**Problem:** In the data below, find every line with the word "icon" and copy it.

++++++

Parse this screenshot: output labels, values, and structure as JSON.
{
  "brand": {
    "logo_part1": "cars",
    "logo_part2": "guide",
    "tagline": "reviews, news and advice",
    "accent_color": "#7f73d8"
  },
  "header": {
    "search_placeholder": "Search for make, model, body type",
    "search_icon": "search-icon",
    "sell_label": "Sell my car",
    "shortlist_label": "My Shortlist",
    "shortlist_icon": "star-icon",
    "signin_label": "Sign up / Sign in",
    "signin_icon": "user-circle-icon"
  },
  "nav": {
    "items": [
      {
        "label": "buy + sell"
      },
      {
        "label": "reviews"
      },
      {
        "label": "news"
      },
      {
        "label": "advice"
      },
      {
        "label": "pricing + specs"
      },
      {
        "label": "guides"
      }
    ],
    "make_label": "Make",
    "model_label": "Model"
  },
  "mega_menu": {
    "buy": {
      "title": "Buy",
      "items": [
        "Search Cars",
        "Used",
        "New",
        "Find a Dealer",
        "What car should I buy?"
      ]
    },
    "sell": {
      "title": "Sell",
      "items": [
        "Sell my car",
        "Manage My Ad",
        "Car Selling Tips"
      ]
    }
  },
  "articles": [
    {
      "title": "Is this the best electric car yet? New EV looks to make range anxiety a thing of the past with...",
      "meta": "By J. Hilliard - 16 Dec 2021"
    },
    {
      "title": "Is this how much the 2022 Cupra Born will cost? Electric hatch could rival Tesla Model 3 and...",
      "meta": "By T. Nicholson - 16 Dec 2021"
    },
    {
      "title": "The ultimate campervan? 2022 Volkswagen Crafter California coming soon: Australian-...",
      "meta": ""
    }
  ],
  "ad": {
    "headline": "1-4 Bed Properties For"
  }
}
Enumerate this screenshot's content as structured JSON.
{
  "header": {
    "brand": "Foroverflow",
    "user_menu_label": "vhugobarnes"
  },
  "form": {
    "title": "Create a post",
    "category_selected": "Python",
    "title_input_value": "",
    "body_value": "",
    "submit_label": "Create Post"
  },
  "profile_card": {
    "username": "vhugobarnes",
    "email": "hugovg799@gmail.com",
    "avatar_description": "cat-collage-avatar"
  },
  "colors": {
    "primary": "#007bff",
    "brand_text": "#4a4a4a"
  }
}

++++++

**Response below:**
    "search_icon": "search-icon",
    "shortlist_icon": "star-icon",
    "signin_icon": "user-circle-icon"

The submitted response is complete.